    I’m pretty appalled out how far off the Observer has been on its coverage of this issue. No woman I know affected by ND’s stance on this issue who I know made the case that “Notre Dame owes me birth control”. A quick look at the legal complexity of this issue easily illustrates that this is not what women at Notre Dame were asking. They were asking that Notre Dame not interfere with 3rd party issuers of birth control. This is in compliance with federal law.
    The crux of the issue is that policies such as these – as well as misunderstandings of them, such as this – can effectively restrict access to birth control for both preventing pregnancy and serious health issues. I’m not worried about Notre Dame paying for my birth control; as a woman who relies on it, I’m worried about them actively restricting my constitutional right and other women’s rights to access it. Doing so is unnecessarily heavy-handed on their students who don’t hold the same beliefs about birth control as the Catholic church; it would appear ND agrees with us somewhat and thus has taken a step back yesterday. I hope the Observer catches up in covering the crux of this issue adequately.

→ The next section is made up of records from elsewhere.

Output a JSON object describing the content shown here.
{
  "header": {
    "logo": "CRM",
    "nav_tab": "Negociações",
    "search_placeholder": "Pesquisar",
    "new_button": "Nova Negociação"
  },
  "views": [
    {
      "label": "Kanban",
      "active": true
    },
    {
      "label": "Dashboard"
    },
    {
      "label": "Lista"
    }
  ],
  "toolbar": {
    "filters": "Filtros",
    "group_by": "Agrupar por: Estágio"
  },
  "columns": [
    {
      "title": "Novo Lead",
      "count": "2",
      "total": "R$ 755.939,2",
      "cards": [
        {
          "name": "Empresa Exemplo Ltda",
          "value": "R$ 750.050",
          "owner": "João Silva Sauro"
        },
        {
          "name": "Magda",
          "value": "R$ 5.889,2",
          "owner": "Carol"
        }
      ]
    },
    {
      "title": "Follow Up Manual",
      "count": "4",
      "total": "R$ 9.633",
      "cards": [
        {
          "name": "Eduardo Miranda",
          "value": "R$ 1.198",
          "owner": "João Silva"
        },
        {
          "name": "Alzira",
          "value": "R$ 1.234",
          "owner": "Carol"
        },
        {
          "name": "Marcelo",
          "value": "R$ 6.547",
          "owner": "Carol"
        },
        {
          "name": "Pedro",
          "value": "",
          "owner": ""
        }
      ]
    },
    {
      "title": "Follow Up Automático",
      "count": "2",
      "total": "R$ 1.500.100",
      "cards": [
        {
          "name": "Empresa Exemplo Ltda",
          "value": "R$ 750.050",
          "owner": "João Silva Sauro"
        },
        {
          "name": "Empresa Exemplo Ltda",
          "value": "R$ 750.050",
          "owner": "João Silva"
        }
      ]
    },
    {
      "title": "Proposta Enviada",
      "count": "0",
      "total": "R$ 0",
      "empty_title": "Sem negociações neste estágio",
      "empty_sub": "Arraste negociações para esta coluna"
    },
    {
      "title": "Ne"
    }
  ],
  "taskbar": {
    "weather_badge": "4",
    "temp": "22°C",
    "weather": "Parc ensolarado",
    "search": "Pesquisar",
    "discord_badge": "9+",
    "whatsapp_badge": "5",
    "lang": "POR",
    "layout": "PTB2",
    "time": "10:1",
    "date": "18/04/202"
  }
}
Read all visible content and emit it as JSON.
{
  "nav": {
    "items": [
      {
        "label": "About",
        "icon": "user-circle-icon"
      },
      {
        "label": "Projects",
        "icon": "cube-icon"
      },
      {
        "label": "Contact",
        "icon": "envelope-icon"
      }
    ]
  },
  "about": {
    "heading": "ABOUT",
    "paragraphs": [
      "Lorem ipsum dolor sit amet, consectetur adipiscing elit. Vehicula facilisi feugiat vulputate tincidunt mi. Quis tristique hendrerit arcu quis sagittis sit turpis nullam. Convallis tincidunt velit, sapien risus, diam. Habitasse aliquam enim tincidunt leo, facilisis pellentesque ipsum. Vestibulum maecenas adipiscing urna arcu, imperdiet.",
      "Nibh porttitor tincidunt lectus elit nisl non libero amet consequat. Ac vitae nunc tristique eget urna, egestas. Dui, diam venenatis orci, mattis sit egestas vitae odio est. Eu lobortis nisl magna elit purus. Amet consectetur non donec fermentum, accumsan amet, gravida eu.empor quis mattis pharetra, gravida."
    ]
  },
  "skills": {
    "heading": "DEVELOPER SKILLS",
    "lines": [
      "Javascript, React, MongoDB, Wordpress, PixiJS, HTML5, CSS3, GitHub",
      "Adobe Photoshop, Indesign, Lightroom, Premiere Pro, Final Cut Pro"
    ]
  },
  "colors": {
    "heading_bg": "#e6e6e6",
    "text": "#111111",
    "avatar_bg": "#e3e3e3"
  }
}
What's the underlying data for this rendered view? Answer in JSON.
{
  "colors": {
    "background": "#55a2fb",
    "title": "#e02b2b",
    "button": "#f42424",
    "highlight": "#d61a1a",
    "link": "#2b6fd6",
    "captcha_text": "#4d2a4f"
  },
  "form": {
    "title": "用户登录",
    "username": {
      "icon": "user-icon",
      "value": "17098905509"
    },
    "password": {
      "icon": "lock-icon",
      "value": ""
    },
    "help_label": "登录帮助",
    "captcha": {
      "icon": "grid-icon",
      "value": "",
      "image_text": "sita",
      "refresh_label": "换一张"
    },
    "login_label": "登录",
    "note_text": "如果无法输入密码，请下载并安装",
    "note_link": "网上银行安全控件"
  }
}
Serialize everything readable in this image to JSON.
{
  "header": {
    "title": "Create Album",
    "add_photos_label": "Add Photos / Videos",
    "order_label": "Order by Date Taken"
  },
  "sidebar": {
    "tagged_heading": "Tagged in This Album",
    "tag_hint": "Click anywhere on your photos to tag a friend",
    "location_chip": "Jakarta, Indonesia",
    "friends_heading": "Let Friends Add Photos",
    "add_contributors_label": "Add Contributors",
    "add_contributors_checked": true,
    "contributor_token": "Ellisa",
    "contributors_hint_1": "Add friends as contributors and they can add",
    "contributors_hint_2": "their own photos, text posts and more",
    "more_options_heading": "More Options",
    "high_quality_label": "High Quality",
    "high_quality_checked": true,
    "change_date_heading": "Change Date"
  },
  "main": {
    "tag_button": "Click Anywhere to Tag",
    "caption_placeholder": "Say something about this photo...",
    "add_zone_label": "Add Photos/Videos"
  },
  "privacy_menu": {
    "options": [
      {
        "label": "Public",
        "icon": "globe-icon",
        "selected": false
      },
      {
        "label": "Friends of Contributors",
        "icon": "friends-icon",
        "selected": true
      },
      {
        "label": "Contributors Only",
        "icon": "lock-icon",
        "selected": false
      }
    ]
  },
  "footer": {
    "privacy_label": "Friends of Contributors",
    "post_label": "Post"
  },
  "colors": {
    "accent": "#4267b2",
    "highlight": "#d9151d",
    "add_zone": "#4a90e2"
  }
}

  • RandallPoopenmeyer

    Women are treated so horribly in the bible and have been treated horribly by the church in the past, it is hard to believe that doesn’t translate to the rules that the church wants to adhere to.

  • Annette Magjuka

    Yes, there is much more that needs to be said, and the fact that Catholics everywhere are NOT talking about sexuality and intimacy versus “hook up” culture is at the heart of the matter. Catholics are called to a reverence for life from conception to death. The lifespan provides many morally complex situations where one’s conscience must come to bear. That is why learning the Catholic doctrine is the first step, not the last. The faith is not and should never be a list of “thou shall nots,” reducing individual responsibility to a simple minded following of RULES. Some right wing zealots keep insisting that some Catholics are “not Catholic.” The do not understand the faith. If you are baptized, you are Catholic. If you engage in lifelong daily conscience formation, you will strive for goodness and integrity. When you are an adult, priests and religious should accompany you and provide insight to the faith. But ultimately, it is the individual who must make choices and bear the consequences. The list of sins is important, but not exhaustive. It is a starting point, not THE ONE AND ONLY ANSWER in every situation. To act as if it is the law, zero tolerance, and cut and dried is to deny the full humanity each of us embodies. I once read about a priest who put on his tombstone, “I tried to treat them like adults.” Would that more religious and right wing zealots understand this profound statement, everything would be so much better. And so much more Catholic.